Metallica - album
Metallica & The San Francisco Symphony

This little gem has been alienating fans of metal, classical, and common sense since 1999.

David Bowie & Bing Crosby

While it’s hard to see what Bowie stood to gain from this collaboration, Crosby wisely took full advantage of the once-in-a-lifetime opportunity to perform Christmas music with a creature from outer space.

Phil Collins - photo
Led Zeppelin & Phil Collins
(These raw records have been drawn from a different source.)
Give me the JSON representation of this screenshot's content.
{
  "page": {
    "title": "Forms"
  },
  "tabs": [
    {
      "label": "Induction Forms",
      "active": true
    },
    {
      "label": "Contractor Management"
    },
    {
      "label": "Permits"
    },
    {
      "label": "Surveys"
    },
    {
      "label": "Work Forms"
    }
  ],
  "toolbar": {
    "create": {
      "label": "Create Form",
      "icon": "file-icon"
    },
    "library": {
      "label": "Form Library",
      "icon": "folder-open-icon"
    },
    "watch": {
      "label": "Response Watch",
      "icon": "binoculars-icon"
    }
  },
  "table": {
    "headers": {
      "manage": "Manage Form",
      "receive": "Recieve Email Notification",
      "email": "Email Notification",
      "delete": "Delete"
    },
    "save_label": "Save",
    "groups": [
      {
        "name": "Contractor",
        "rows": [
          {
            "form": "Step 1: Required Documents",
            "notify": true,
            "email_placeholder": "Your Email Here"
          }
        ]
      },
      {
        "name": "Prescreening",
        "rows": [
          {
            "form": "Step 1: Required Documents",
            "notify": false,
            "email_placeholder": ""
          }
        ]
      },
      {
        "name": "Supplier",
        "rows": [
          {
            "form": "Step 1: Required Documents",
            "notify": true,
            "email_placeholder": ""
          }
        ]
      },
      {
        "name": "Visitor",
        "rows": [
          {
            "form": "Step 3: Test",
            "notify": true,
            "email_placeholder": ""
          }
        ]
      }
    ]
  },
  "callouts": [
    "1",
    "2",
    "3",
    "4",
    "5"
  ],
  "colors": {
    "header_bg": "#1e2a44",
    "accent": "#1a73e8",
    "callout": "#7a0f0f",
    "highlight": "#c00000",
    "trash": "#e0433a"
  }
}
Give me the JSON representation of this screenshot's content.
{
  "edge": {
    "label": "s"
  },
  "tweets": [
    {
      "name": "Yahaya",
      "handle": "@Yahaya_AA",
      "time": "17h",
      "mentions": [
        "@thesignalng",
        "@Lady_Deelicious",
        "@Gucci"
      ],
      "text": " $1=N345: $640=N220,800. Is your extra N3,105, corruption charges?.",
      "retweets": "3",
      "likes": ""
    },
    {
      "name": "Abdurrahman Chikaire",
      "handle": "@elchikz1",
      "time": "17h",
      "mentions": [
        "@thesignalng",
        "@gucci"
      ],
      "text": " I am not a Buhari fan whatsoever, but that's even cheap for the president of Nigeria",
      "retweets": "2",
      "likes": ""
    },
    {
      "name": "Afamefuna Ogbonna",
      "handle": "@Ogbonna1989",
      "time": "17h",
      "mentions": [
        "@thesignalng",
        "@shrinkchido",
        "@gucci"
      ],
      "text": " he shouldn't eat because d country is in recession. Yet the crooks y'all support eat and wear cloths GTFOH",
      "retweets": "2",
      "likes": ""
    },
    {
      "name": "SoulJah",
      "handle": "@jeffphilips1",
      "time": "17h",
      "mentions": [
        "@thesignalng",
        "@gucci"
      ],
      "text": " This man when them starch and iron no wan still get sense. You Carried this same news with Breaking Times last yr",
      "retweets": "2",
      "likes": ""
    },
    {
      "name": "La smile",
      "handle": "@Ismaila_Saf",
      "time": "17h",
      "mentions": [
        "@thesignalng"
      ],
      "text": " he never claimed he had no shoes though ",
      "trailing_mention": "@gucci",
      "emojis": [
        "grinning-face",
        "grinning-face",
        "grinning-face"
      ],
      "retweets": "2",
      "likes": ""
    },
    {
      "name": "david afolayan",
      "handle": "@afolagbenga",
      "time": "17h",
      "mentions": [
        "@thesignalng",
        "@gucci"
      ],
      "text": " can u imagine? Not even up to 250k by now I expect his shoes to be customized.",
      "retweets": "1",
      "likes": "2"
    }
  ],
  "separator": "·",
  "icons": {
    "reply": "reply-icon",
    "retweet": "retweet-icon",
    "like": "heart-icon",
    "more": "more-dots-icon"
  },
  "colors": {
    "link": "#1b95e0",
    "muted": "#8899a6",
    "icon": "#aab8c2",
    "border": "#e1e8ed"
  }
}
When Zep reunited for Live Aid in 1985, they could have played with nearly any drummer in the world. They chose… Phil Collins. After playing an early set with Sting in London, Collins jumped on the Concorde and flew to Philadelphia, where he took part in Zeppelin’s anticlimactic set. This feat made Collins the first balding, overrated musician to play in front of unadoring fans on two continents in the same day. Bravo Phil!

Waits/Gayle - album
Tom Waits & Crystal Gayle

Waits’ 1982 collaboration with human hair farm Gayle gets solid reviews all around ( gives it four & a half out of five stars), but fans of his normal whiskey-and-razorblades vocalizing will be thrown for a loop by it.

Eminem/Elton John - photo
Eminem & Elton John

Noted homophobe Marshall Mathers performed ‘Stan’ with noted homosexual Elton John at the 2001 Grammys. No word yet on when Eminem and Axl Rose are getting together to cut ‘Rocket Man’…

Brandon Cruz - photo
Dead Kennedys & Brandon Cruz

Former Courtship Of Eddie’s Father star Cruz (he played Eddie) had a background in the 80’s Los Angeles Punk scene, but was still an eyebrow raising choice to replace Jello Biafra as lead singer of the group from 2001 to 2003.

KLF - single
The KLF & Tammy Wynette

Ancient? Yes. Justified?? Not so much.